#### [Task directions]
Pull out every line below holding the word "файле".

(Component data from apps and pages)
▬▬▬

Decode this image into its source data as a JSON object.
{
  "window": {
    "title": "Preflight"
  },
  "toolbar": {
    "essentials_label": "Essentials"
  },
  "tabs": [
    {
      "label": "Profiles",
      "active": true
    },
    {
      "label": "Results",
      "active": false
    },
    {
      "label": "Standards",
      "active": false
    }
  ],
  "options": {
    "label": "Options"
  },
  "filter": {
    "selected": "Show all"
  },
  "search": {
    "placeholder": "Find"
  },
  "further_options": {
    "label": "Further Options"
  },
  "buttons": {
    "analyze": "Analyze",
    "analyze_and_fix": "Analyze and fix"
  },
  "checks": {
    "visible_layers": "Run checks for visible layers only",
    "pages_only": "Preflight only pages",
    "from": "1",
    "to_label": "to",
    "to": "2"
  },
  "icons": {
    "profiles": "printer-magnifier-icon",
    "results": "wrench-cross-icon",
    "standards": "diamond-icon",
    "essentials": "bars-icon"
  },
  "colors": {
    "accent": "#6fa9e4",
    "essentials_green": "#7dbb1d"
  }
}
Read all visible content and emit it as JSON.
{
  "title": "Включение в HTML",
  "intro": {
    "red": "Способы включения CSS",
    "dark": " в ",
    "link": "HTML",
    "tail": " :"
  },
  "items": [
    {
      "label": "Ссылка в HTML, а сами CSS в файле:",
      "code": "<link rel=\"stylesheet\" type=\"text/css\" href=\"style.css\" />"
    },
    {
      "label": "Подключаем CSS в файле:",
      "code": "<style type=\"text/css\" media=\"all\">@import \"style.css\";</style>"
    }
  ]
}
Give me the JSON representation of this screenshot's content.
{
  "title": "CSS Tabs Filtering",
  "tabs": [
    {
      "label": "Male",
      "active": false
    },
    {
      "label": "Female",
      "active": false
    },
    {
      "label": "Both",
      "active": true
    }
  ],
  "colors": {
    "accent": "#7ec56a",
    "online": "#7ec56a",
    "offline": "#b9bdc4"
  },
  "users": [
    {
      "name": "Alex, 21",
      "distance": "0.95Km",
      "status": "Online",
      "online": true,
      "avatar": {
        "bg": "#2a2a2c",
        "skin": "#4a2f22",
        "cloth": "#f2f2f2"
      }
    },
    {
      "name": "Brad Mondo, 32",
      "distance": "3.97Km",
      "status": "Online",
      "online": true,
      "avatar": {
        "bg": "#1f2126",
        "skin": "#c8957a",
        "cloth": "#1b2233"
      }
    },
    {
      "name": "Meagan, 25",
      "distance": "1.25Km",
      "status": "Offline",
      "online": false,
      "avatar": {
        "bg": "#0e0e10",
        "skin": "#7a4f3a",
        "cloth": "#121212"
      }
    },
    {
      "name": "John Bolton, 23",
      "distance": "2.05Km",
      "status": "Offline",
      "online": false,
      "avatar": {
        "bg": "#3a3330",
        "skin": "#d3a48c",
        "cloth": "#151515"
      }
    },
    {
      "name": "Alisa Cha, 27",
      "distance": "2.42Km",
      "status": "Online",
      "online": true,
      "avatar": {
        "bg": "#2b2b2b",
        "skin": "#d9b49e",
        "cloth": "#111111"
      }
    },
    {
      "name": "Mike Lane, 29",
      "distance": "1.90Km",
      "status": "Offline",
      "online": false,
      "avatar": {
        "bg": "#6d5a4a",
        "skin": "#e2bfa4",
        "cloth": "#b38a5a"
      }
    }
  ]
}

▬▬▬

#### [Solution to this exercise]
      "label": "Ссылка в HTML, а сами CSS в файле:",
      "label": "Подключаем CSS в файле:",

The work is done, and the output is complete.